# Task:
Please reproduce every record exactly as written, leaving out the pictures.

(Excerpts from an interface dataset)
┌──

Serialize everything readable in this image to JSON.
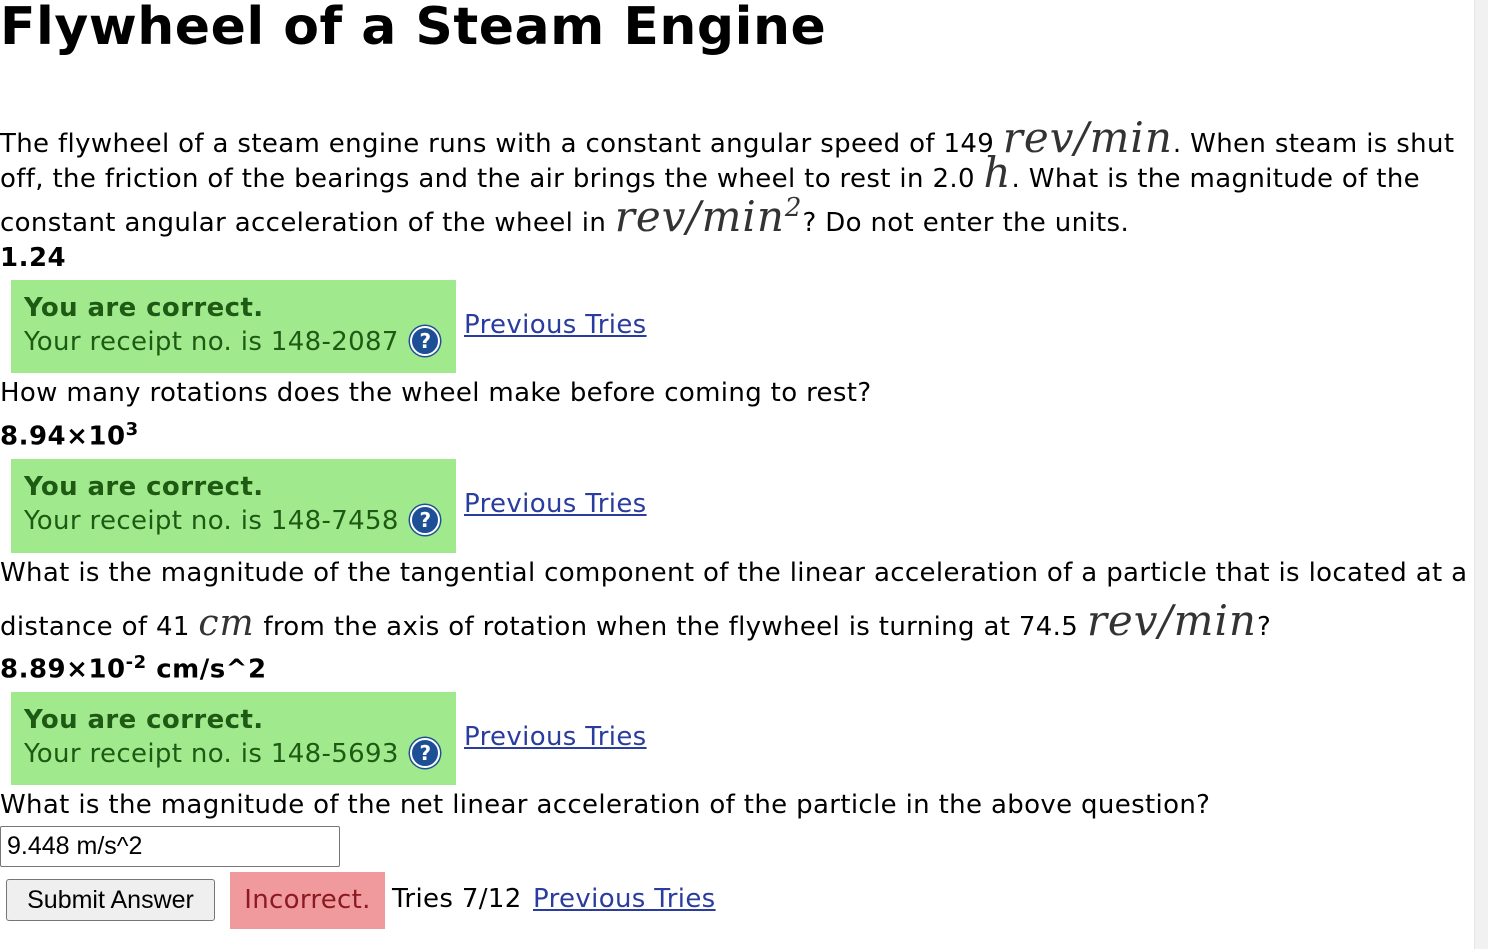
{
  "page": {
    "title": "Flywheel of a Steam Engine"
  },
  "problem": {
    "intro_a": "The flywheel of a steam engine runs with a constant angular speed of 149",
    "unit_rev_min": "rev/min",
    "intro_b": ". When steam is shut",
    "intro_c": "off, the friction of the bearings and the air brings the wheel to rest in 2.0",
    "unit_h": "h",
    "intro_d": ". What is the magnitude of the",
    "intro_e": "constant angular acceleration of the wheel in",
    "unit_rev_min2": "rev/min",
    "unit_rev_min2_exp": "2",
    "intro_f": "? Do not enter the units."
  },
  "parts": [
    {
      "answer": "1.24",
      "feedback_title": "You are correct.",
      "receipt_label": "Your receipt no. is 148-2087",
      "previous_tries": "Previous Tries"
    },
    {
      "question": "How many rotations does the wheel make before coming to rest?",
      "answer_mantissa": "8.94×10",
      "answer_exp": "3",
      "feedback_title": "You are correct.",
      "receipt_label": "Your receipt no. is 148-7458",
      "previous_tries": "Previous Tries"
    },
    {
      "question_a": "What is the magnitude of the tangential component of the linear acceleration of a particle that is located at a",
      "question_b": "distance of 41",
      "unit_cm": "cm",
      "question_c": "from the axis of rotation when the flywheel is turning at 74.5",
      "unit_rev_min": "rev/min",
      "question_d": "?",
      "answer_mantissa": "8.89×10",
      "answer_exp": "-2",
      "answer_unit": "cm/s^2",
      "feedback_title": "You are correct.",
      "receipt_label": "Your receipt no. is 148-5693",
      "previous_tries": "Previous Tries"
    },
    {
      "question": "What is the magnitude of the net linear acceleration of the particle in the above question?",
      "input_value": "9.448 m/s^2",
      "submit_label": "Submit Answer",
      "status": "Incorrect.",
      "tries": "Tries 7/12",
      "previous_tries": "Previous Tries"
    }
  ],
  "icons": {
    "help": "question-help-icon"
  },
  "colors": {
    "correct_bg": "#a0ea8d",
    "correct_text": "#1f5a14",
    "incorrect_bg": "#f09a9e",
    "incorrect_text": "#8a1a1f",
    "link": "#2a3c9e"
  }
}
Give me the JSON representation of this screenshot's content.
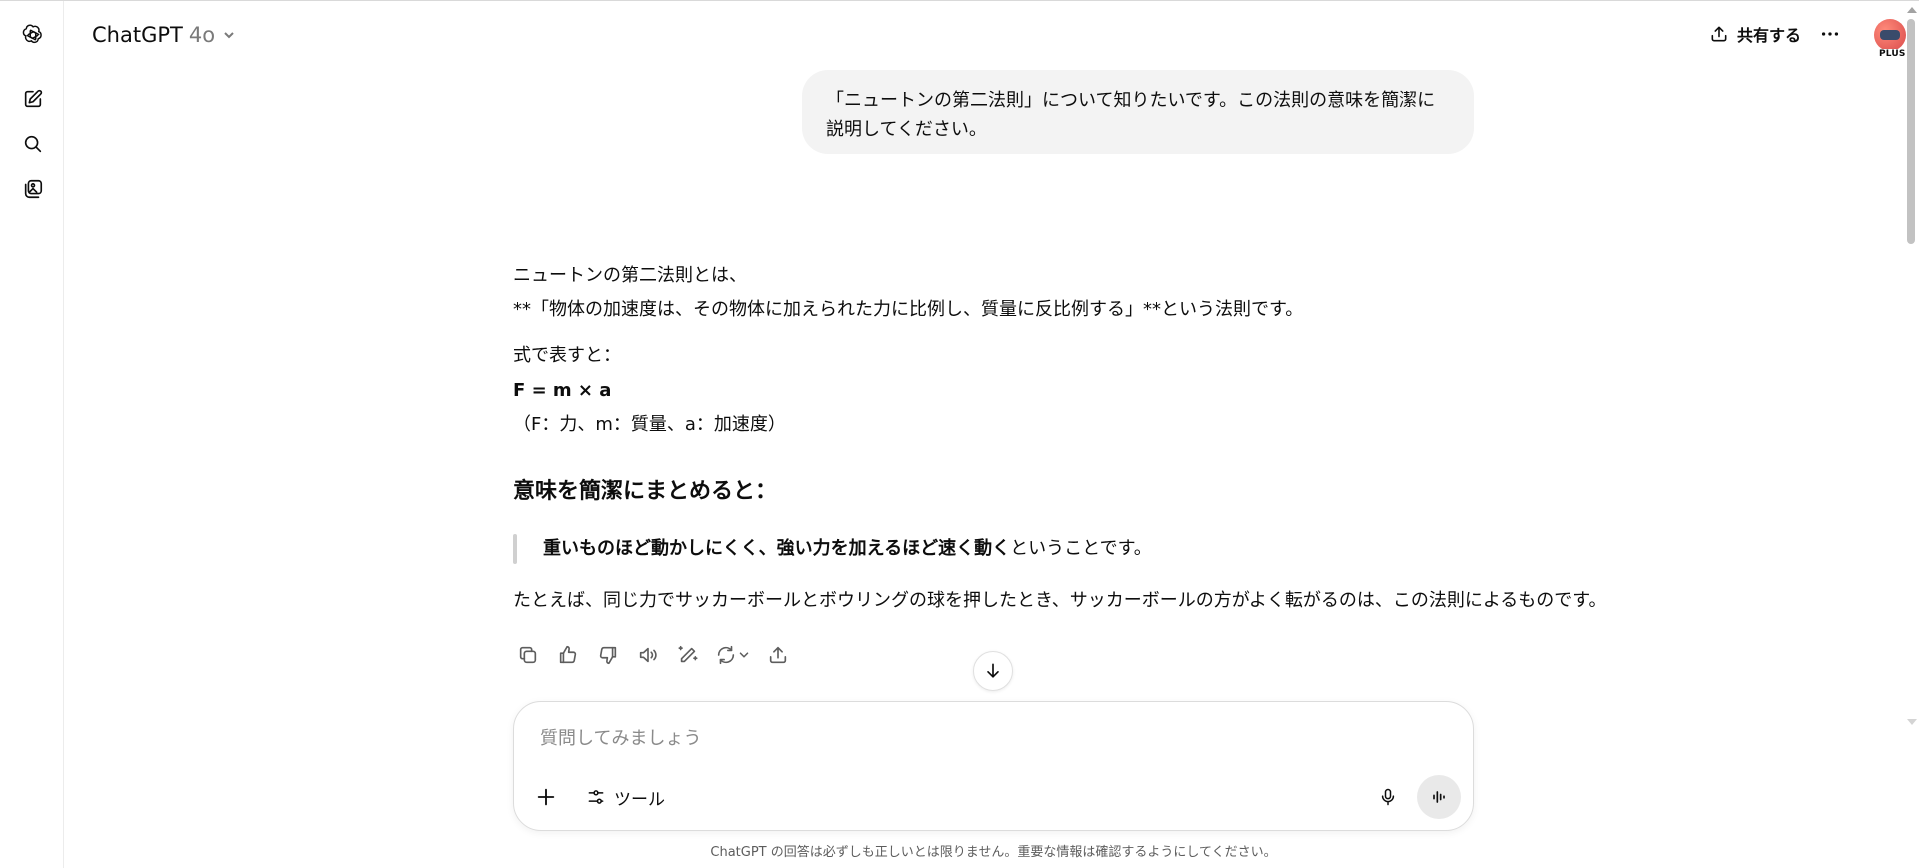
{
  "header": {
    "model_name": "ChatGPT",
    "model_version": "4o",
    "share_label": "共有する",
    "plan_badge": "PLUS"
  },
  "sidebar": {
    "items": [
      {
        "name": "openai-logo-icon"
      },
      {
        "name": "new-chat-icon"
      },
      {
        "name": "search-icon"
      },
      {
        "name": "library-icon"
      }
    ]
  },
  "conversation": {
    "user_message": "「ニュートンの第二法則」について知りたいです。この法則の意味を簡潔に説明してください。",
    "assistant": {
      "line1": "ニュートンの第二法則とは、",
      "line2": "**「物体の加速度は、その物体に加えられた力に比例し、質量に反比例する」**という法則です。",
      "formula_intro": "式で表すと：",
      "formula": "F = m × a",
      "formula_legend": "（F：力、m：質量、a：加速度）",
      "heading": "意味を簡潔にまとめると：",
      "quote_bold": "重いものほど動かしにくく、強い力を加えるほど速く動く",
      "quote_rest": "ということです。",
      "example": "たとえば、同じ力でサッカーボールとボウリングの球を押したとき、サッカーボールの方がよく転がるのは、この法則によるものです。"
    },
    "actions": [
      "copy-icon",
      "thumbs-up-icon",
      "thumbs-down-icon",
      "read-aloud-icon",
      "edit-canvas-icon",
      "regenerate-icon",
      "share-icon"
    ]
  },
  "composer": {
    "placeholder": "質問してみましょう",
    "value": "",
    "tools_label": "ツール"
  },
  "footer": {
    "note": "ChatGPT の回答は必ずしも正しいとは限りません。重要な情報は確認するようにしてください。"
  },
  "colors": {
    "bubble_bg": "#f3f3f3",
    "text": "#0d0d0d",
    "muted": "#5d5d5d",
    "voice_button_bg": "#e9e9e9"
  }
}
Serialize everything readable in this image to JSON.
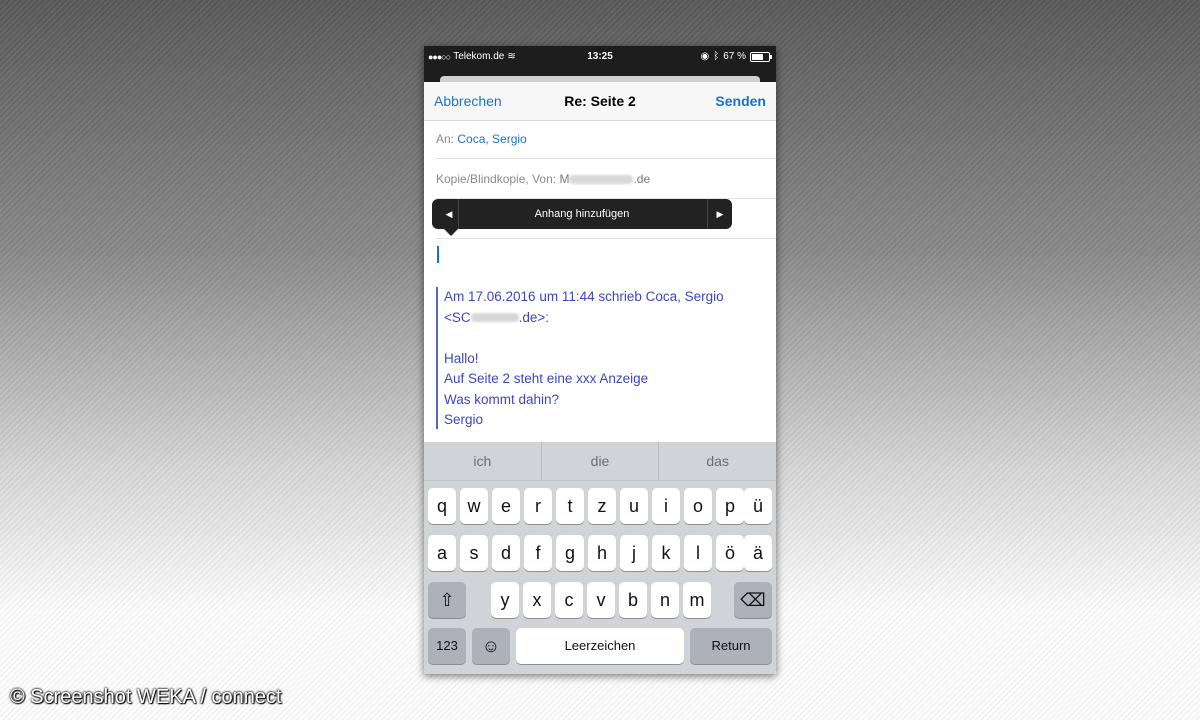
{
  "status_bar": {
    "signal": "●●●○○",
    "carrier": "Telekom.de",
    "wifi_icon": "≋",
    "time": "13:25",
    "location_icon": "◉",
    "bluetooth_icon": "ᛒ",
    "battery_text": "67 %",
    "battery_level": 0.67
  },
  "nav": {
    "cancel": "Abbrechen",
    "title": "Re: Seite 2",
    "send": "Senden"
  },
  "to_row": {
    "label": "An:",
    "value": "Coca, Sergio"
  },
  "cc_row": {
    "label": "Kopie/Blindkopie, Von:",
    "addr_prefix": "M",
    "addr_suffix": ".de"
  },
  "popover": {
    "left_arrow": "◀",
    "label": "Anhang hinzufügen",
    "right_arrow": "▶"
  },
  "quote": {
    "line1": "Am 17.06.2016 um 11:44 schrieb Coca, Sergio",
    "line2_prefix": "<SC",
    "line2_suffix": ".de>:",
    "line3": "Hallo!",
    "line4": "Auf Seite 2 steht eine xxx Anzeige",
    "line5": "Was kommt dahin?",
    "line6": "Sergio"
  },
  "suggestions": [
    "ich",
    "die",
    "das"
  ],
  "keyboard": {
    "row1": [
      "q",
      "w",
      "e",
      "r",
      "t",
      "z",
      "u",
      "i",
      "o",
      "p",
      "ü"
    ],
    "row2": [
      "a",
      "s",
      "d",
      "f",
      "g",
      "h",
      "j",
      "k",
      "l",
      "ö",
      "ä"
    ],
    "row3": [
      "y",
      "x",
      "c",
      "v",
      "b",
      "n",
      "m"
    ],
    "shift_icon": "⇧",
    "delete_icon": "⌫",
    "numbers": "123",
    "emoji_icon": "☺",
    "space": "Leerzeichen",
    "return": "Return"
  },
  "watermark": "© Screenshot WEKA / connect"
}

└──

# Result:
Serialize everything readable in this image to JSON.
{
  "page": {
    "title": "Flywheel of a Steam Engine"
  },
  "problem": {
    "intro_a": "The flywheel of a steam engine runs with a constant angular speed of 149",
    "unit_rev_min": "rev/min",
    "intro_b": ". When steam is shut",
    "intro_c": "off, the friction of the bearings and the air brings the wheel to rest in 2.0",
    "unit_h": "h",
    "intro_d": ". What is the magnitude of the",
    "intro_e": "constant angular acceleration of the wheel in",
    "unit_rev_min2": "rev/min",
    "unit_rev_min2_exp": "2",
    "intro_f": "? Do not enter the units."
  },
  "parts": [
    {
      "answer": "1.24",
      "feedback_title": "You are correct.",
      "receipt_label": "Your receipt no. is 148-2087",
      "previous_tries": "Previous Tries"
    },
    {
      "question": "How many rotations does the wheel make before coming to rest?",
      "answer_mantissa": "8.94×10",
      "answer_exp": "3",
      "feedback_title": "You are correct.",
      "receipt_label": "Your receipt no. is 148-7458",
      "previous_tries": "Previous Tries"
    },
    {
      "question_a": "What is the magnitude of the tangential component of the linear acceleration of a particle that is located at a",
      "question_b": "distance of 41",
      "unit_cm": "cm",
      "question_c": "from the axis of rotation when the flywheel is turning at 74.5",
      "unit_rev_min": "rev/min",
      "question_d": "?",
      "answer_mantissa": "8.89×10",
      "answer_exp": "-2",
      "answer_unit": "cm/s^2",
      "feedback_title": "You are correct.",
      "receipt_label": "Your receipt no. is 148-5693",
      "previous_tries": "Previous Tries"
    },
    {
      "question": "What is the magnitude of the net linear acceleration of the particle in the above question?",
      "input_value": "9.448 m/s^2",
      "submit_label": "Submit Answer",
      "status": "Incorrect.",
      "tries": "Tries 7/12",
      "previous_tries": "Previous Tries"
    }
  ],
  "icons": {
    "help": "question-help-icon"
  },
  "colors": {
    "correct_bg": "#a0ea8d",
    "correct_text": "#1f5a14",
    "incorrect_bg": "#f09a9e",
    "incorrect_text": "#8a1a1f",
    "link": "#2a3c9e"
  }
}
Give me the JSON representation of this screenshot's content.
{
  "header": {
    "model_name": "ChatGPT",
    "model_version": "4o",
    "share_label": "共有する",
    "plan_badge": "PLUS"
  },
  "sidebar": {
    "items": [
      {
        "name": "openai-logo-icon"
      },
      {
        "name": "new-chat-icon"
      },
      {
        "name": "search-icon"
      },
      {
        "name": "library-icon"
      }
    ]
  },
  "conversation": {
    "user_message": "「ニュートンの第二法則」について知りたいです。この法則の意味を簡潔に説明してください。",
    "assistant": {
      "line1": "ニュートンの第二法則とは、",
      "line2": "**「物体の加速度は、その物体に加えられた力に比例し、質量に反比例する」**という法則です。",
      "formula_intro": "式で表すと：",
      "formula": "F = m × a",
      "formula_legend": "（F：力、m：質量、a：加速度）",
      "heading": "意味を簡潔にまとめると：",
      "quote_bold": "重いものほど動かしにくく、強い力を加えるほど速く動く",
      "quote_rest": "ということです。",
      "example": "たとえば、同じ力でサッカーボールとボウリングの球を押したとき、サッカーボールの方がよく転がるのは、この法則によるものです。"
    },
    "actions": [
      "copy-icon",
      "thumbs-up-icon",
      "thumbs-down-icon",
      "read-aloud-icon",
      "edit-canvas-icon",
      "regenerate-icon",
      "share-icon"
    ]
  },
  "composer": {
    "placeholder": "質問してみましょう",
    "value": "",
    "tools_label": "ツール"
  },
  "footer": {
    "note": "ChatGPT の回答は必ずしも正しいとは限りません。重要な情報は確認するようにしてください。"
  },
  "colors": {
    "bubble_bg": "#f3f3f3",
    "text": "#0d0d0d",
    "muted": "#5d5d5d",
    "voice_button_bg": "#e9e9e9"
  }
}
Serialize everything readable in this image to JSON.
{
  "status_bar": {
    "signal": "●●●○○",
    "carrier": "Telekom.de",
    "wifi_icon": "≋",
    "time": "13:25",
    "location_icon": "◉",
    "bluetooth_icon": "ᛒ",
    "battery_text": "67 %",
    "battery_level": 0.67
  },
  "nav": {
    "cancel": "Abbrechen",
    "title": "Re: Seite 2",
    "send": "Senden"
  },
  "to_row": {
    "label": "An:",
    "value": "Coca, Sergio"
  },
  "cc_row": {
    "label": "Kopie/Blindkopie, Von:",
    "addr_prefix": "M",
    "addr_suffix": ".de"
  },
  "popover": {
    "left_arrow": "◀",
    "label": "Anhang hinzufügen",
    "right_arrow": "▶"
  },
  "quote": {
    "line1": "Am 17.06.2016 um 11:44 schrieb Coca, Sergio",
    "line2_prefix": "<SC",
    "line2_suffix": ".de>:",
    "line3": "Hallo!",
    "line4": "Auf Seite 2 steht eine xxx Anzeige",
    "line5": "Was kommt dahin?",
    "line6": "Sergio"
  },
  "suggestions": [
    "ich",
    "die",
    "das"
  ],
  "keyboard": {
    "row1": [
      "q",
      "w",
      "e",
      "r",
      "t",
      "z",
      "u",
      "i",
      "o",
      "p",
      "ü"
    ],
    "row2": [
      "a",
      "s",
      "d",
      "f",
      "g",
      "h",
      "j",
      "k",
      "l",
      "ö",
      "ä"
    ],
    "row3": [
      "y",
      "x",
      "c",
      "v",
      "b",
      "n",
      "m"
    ],
    "shift_icon": "⇧",
    "delete_icon": "⌫",
    "numbers": "123",
    "emoji_icon": "☺",
    "space": "Leerzeichen",
    "return": "Return"
  },
  "watermark": "© Screenshot WEKA / connect"
}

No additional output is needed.